Even when you consider their Opening Day 26-man payroll for 2020 is currently projected by Baseball Prospectus at just under $152 million, the Rockies have resources to spend more. They have lots of money coming off the books after the 2020 season. They have a new TV deal that kicks in after the 2020 season that represents around a $10-20 million increase in revenue. Data for 2018, which comes from Forbes, indicates that team valuations have grown 11 percent each year since 1992 (the year the Rockies were purchased). That is both well above the average yearly growth rate of the S&P 500 and on the low-end of the Rockies actual annual growth rate, as it pretends like the purchase had no debt associated with it. If that isn’t all, the Rockies made $65 million in profit from 2016-18.
This, of course, is a simplification of some figures that Forbes publishes, but the point remains the same. The Rockies are cashing in on valuation appreciation AND yearly profits. They don’t have to do that; it isn’t a requirement of owning an MLB team. They have more available money to spend, especially if we’re talking about a short-term spending boost. In fact, tying spending to annual revenues gives Monfort cover against this exact type of argument, because annual revenues are not the only way teams make money.
The issue at hand is that the Rockies are trying to field a competitive roster that is within reason of a budget they set themselves. They are trying to compose a roster that is within a philosophy they set themselves. They are claiming to be trapped within the confines of a box they set themselves.
Nobody is stopping them from spending more money or redefining how they comprise their roster. Only the Rockies are stopping themselves from doing everything in their power to create a different fate for Arenado. Rockies ownership only has themselves to blame for allowing their current-great to be haunted by the ghosts of former-greats. They’re trying to win, so long as winning doesn’t cost too much. That’s not what Arenado agreed to.
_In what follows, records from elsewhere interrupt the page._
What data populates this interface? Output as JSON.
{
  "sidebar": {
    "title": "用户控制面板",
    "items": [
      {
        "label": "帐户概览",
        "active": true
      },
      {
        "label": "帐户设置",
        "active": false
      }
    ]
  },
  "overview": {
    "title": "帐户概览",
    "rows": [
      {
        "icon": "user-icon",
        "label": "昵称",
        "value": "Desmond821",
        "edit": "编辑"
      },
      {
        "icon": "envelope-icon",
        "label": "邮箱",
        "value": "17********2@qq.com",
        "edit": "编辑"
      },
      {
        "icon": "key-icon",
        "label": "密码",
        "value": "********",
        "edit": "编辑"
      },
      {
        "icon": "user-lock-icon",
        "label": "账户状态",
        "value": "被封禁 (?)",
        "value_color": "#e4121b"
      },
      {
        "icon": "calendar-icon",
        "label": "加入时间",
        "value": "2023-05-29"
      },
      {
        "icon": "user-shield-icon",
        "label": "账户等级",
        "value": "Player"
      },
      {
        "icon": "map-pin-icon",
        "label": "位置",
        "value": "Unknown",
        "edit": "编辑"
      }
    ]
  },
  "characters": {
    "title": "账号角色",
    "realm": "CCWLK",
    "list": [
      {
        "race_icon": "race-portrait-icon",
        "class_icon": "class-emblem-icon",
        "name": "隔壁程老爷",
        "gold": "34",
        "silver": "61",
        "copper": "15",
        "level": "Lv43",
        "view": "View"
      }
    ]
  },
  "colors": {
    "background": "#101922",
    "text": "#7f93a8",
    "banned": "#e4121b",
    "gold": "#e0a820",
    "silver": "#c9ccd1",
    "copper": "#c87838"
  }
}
That’s why it is such an insult to Arenado, and fans in general. Of the Rockies 27 seasons, two-thirds have resulted in sub-.500 records. The Rockies finished the 2000s with a World Series appearance and a Wild-card berth. They finished the 2010s by going 1-1 in Wild-card games.
During both decades, the middle years saw tremendous loss and struggle. Never in their franchise history have they captured a division title. If the Rockies are running on contention cycles that culminate like this, what are we doing here? Who is to say that trading Arenado out of fear for his post-2021 opt-out would change the contention cycle at all, going forward? If this represents the height of ownership contributions to go ‘all-in’ or right a damaged ship, it’s clear that nothing will change in the future. Whether Arenado is traded or not. Shuffle the deck of cards all you want, but the only winner here is the pockets of ownership.
The way to break this cycle is with a true all-in push for talent. One that matches the fervor Arenado gives every day he steps onto that field. One that he thought was coming when he agreed to this extension. One that isn’t concerned with making sure the winning is cost-effective. One that he deserves.
If the Rockies end up trading Arenado this offseason, or at some point before his 2021 opt-out, it would be a disgrace. A true low point in the history of teams throwing their arms up while saying something about how they really did try. A stain on the organization. Most of all, though, it wouldn’t change anything in the long-term. That’s because the change required to create a truly competitive Rockies team has nothing to do with the players it has, but the ones it chooses not to pursue. And until that changes, nothing will.
Shawn Brody is a grad student and contributor for Beyond the Box Score. You can find him on Twitter @ShawnBrody, where he likes to yell about the New York Mets.